"I'm losing my home," he said. "It's one thing to think about it happening to other people and being concerned for their sake. But this is directly affecting where I live and what I do day to day, on a very personal level."
Climate change is a reality in the Chesapeake Bay. Sea levels here are rising at some of the fastest rates in the nation; in Norfolk, Va., they're nearly a foot higher than in 1960. Water temperatures in more than 92 percent of the Bay and in streams across the watershed have warmed significantly. There are nearly twice as many intense rainstorms in the region as there were six decades ago.
The health of the Bay is inextricably linked.
"So many things that happen in estuaries depend on temperature, or depend on salinity, which is influenced by stream flow, which is influenced by precipitation," said Raymond Najjar, a professor of oceanography at Penn State University.
Ten years ago, Najjar led a comprehensive study analyzing how climate change may alter the Chesapeake watershed. Many of those predictions are now playing out, reshaping cities, disrupting wildlife, and creating new challenges for restoration efforts. But Najjar argues against a sense of doom.
"We've been in this sort of situation before—the Great Depression, or World War II, for example—when it seemed like the world was being destroyed, and we emerged out of it," he said. "People should be scared, they should be angry, they should be really worried. But not to the point of inaction."

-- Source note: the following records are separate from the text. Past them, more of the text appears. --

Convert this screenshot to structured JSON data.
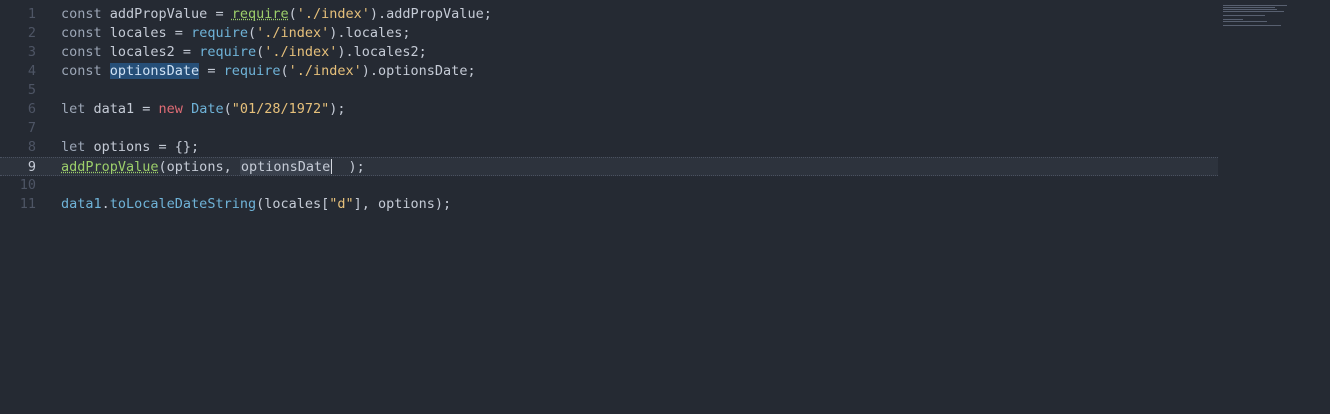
{
  "editor": {
    "lines": [
      {
        "number": "1",
        "tokens": [
          {
            "t": "const ",
            "c": "kw"
          },
          {
            "t": "addPropValue = ",
            "c": ""
          },
          {
            "t": "require",
            "c": "req"
          },
          {
            "t": "(",
            "c": ""
          },
          {
            "t": "'./index'",
            "c": "str"
          },
          {
            "t": ").addPropValue;",
            "c": ""
          }
        ]
      },
      {
        "number": "2",
        "tokens": [
          {
            "t": "const ",
            "c": "kw"
          },
          {
            "t": "locales = ",
            "c": ""
          },
          {
            "t": "require",
            "c": "fn"
          },
          {
            "t": "(",
            "c": ""
          },
          {
            "t": "'./index'",
            "c": "str"
          },
          {
            "t": ").locales;",
            "c": ""
          }
        ]
      },
      {
        "number": "3",
        "tokens": [
          {
            "t": "const ",
            "c": "kw"
          },
          {
            "t": "locales2 = ",
            "c": ""
          },
          {
            "t": "require",
            "c": "fn"
          },
          {
            "t": "(",
            "c": ""
          },
          {
            "t": "'./index'",
            "c": "str"
          },
          {
            "t": ").locales2;",
            "c": ""
          }
        ]
      },
      {
        "number": "4",
        "tokens": [
          {
            "t": "const ",
            "c": "kw"
          },
          {
            "t": "optionsDate",
            "c": "hl-sel"
          },
          {
            "t": " = ",
            "c": ""
          },
          {
            "t": "require",
            "c": "fn"
          },
          {
            "t": "(",
            "c": ""
          },
          {
            "t": "'./index'",
            "c": "str"
          },
          {
            "t": ").optionsDate;",
            "c": ""
          }
        ]
      },
      {
        "number": "5",
        "tokens": []
      },
      {
        "number": "6",
        "tokens": [
          {
            "t": "let ",
            "c": "kw"
          },
          {
            "t": "data1 = ",
            "c": ""
          },
          {
            "t": "new ",
            "c": "red"
          },
          {
            "t": "Date",
            "c": "fn"
          },
          {
            "t": "(",
            "c": ""
          },
          {
            "t": "\"01/28/1972\"",
            "c": "str"
          },
          {
            "t": ");",
            "c": ""
          }
        ]
      },
      {
        "number": "7",
        "tokens": []
      },
      {
        "number": "8",
        "tokens": [
          {
            "t": "let ",
            "c": "kw"
          },
          {
            "t": "options = {};",
            "c": ""
          }
        ]
      },
      {
        "number": "9",
        "current": true,
        "tokens": [
          {
            "t": "addPropValue",
            "c": "req"
          },
          {
            "t": "(options, ",
            "c": ""
          },
          {
            "t": "optionsDate",
            "c": "hl-arg"
          },
          {
            "t": "",
            "c": "caret"
          },
          {
            "t": "  );",
            "c": ""
          }
        ]
      },
      {
        "number": "10",
        "tokens": []
      },
      {
        "number": "11",
        "tokens": [
          {
            "t": "data1",
            "c": "fn"
          },
          {
            "t": ".",
            "c": ""
          },
          {
            "t": "toLocaleDateString",
            "c": "fn"
          },
          {
            "t": "(locales[",
            "c": ""
          },
          {
            "t": "\"d\"",
            "c": "str"
          },
          {
            "t": "], options);",
            "c": ""
          }
        ]
      }
    ]
  }
}
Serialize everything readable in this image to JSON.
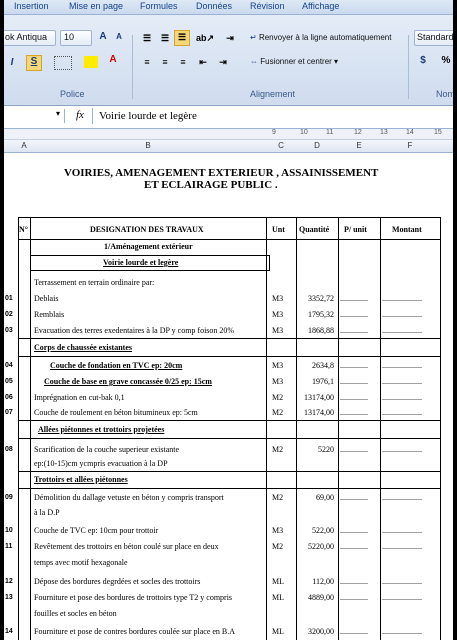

Controlling emissions of climate-warming greenhouse gases is urgent to slow climate change, but other measures—including work already being done to improve water quality—can help trap carbon and buffer the Chesapeake against its most harmful effects.
"We have a serious problem. But we have the wherewithal to solve it," Najjar said. "It's really that simple."